The first 14 years of his life spent Lister in his native England. Then, his family emigrated to America, where they settled in Tacoma, Washington Territory. An uncle of Lister was mayor in this city. Ernest Lister soon operated a foundry and a wood processing factory.
At the beginning of his political career, Lister joined the Populist Party on. In 1894 he was elected to the City Council of Tacoma and 1896 he was campaign manager of Governor John Rogers. After Rogers' election victory Lister was rewarded for his efforts with the appointment of the chairman of a Supervisory who exercised supervision over the welfare program of the state.
When the Populist Party in the years merged more and more with the Democratic Party just before the turn of the century, were both Rogers and Lister at this party. In 1912, Lister was running for his party's nomination for the upcoming gubernatorial election. However, it did not prevail in the primaries.
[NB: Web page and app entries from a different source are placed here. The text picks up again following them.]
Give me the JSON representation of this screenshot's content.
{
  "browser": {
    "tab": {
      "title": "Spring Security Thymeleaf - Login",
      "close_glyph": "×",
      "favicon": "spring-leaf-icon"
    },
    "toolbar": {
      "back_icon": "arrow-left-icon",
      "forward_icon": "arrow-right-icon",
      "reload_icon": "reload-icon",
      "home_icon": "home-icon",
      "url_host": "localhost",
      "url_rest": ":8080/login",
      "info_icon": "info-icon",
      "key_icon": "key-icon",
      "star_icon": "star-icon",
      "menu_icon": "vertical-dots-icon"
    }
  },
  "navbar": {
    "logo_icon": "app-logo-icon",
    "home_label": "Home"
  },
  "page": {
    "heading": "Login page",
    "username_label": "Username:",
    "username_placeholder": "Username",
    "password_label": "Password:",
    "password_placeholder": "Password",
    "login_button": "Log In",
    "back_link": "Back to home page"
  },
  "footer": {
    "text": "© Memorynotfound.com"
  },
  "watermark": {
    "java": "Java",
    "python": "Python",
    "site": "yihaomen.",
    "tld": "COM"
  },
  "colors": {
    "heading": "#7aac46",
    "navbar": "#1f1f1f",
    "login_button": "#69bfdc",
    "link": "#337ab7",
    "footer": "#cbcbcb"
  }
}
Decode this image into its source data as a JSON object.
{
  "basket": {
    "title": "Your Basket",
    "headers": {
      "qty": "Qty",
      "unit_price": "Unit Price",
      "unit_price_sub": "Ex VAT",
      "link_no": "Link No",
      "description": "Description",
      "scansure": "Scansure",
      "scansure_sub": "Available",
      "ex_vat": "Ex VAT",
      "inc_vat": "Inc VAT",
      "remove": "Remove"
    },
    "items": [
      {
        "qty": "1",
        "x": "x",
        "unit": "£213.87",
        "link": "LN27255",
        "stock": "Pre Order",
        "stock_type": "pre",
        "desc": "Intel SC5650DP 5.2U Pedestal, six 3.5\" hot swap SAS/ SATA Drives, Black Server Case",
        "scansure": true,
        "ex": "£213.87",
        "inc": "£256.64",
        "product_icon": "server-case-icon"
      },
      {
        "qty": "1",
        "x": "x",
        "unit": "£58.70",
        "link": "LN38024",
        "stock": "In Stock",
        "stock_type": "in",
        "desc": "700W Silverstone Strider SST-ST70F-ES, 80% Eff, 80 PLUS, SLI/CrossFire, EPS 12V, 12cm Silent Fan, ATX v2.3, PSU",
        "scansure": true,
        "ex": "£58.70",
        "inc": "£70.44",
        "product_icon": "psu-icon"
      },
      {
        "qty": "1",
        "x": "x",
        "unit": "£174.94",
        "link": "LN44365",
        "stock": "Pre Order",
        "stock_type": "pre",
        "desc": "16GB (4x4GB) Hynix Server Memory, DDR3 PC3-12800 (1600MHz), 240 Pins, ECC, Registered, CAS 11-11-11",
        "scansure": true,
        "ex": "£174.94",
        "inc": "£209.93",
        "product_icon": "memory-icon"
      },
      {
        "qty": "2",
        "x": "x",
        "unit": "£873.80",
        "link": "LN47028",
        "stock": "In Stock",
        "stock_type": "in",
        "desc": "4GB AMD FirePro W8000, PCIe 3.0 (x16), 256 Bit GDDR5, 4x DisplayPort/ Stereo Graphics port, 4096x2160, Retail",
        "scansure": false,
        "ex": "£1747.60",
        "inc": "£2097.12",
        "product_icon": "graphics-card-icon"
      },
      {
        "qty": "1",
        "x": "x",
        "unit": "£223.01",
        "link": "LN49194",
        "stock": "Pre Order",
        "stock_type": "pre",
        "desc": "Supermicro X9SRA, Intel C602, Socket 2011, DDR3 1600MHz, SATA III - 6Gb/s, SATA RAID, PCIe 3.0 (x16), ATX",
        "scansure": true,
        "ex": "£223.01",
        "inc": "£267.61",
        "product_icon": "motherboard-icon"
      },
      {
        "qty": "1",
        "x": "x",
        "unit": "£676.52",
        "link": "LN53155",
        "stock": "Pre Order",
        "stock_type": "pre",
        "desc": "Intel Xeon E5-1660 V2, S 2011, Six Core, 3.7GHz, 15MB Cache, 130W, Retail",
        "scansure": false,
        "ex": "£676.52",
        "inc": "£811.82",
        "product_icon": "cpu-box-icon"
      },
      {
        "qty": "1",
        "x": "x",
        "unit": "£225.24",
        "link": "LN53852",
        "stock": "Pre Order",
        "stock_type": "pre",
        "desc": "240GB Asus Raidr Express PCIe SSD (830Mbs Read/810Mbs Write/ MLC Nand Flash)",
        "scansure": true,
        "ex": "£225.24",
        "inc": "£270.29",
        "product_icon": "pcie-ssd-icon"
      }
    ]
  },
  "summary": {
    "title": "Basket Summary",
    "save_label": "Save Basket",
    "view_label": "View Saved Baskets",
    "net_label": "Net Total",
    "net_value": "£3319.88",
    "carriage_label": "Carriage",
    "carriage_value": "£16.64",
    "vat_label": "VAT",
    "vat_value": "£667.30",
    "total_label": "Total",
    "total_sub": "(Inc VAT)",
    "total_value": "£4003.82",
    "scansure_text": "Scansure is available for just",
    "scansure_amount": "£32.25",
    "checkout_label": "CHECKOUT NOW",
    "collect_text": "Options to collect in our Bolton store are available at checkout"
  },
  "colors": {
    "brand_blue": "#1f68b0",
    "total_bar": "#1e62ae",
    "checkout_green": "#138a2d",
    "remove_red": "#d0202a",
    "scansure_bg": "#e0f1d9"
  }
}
Only when was declared shortly before the actual election the Democratic candidate ineligible, Lister moved then still the top candidate of his party on. Then he also managed to win the election for governor. However, it should be the only Democrat who was elected this year in a political office in Washington State. Accordingly, he had in the following years in a difficult position against the opposition.
Governor of Washington
Ernest Lister took up his new post on January 11, 1913. As Governor, he stood up for the interests of agriculture. So he promoted irrigation systems and measures for clearing of farmland. At the same time, he supported a government insurance for industrial accidents and vetoed a bill of the State Parliament one that would have deprived the members of the Industrial Workers of the World citizens' rights. His efforts it is due to that the eight-hour day on the northwest coast of the United States found its way. In 1916, Lister was confirmed by the voters in his office; again he was the only candidate of the Democratic Party, who won an official position. His second term was overshadowed by the events of the First World War, in which the United States were involved since April 1917. Also in Washington State, the production was switched to the armament requirement. The U.S. Army founded 1917, the Fort Lewis.
During his second term, Lister became seriously ill and died on June 14, 1919, on the eve of his 49th birthday. The remainder of his term as governor had to finish Deputy Governor Louis F. Hart. Ernest Lister was married to Alma Thornton, with whom he had two children.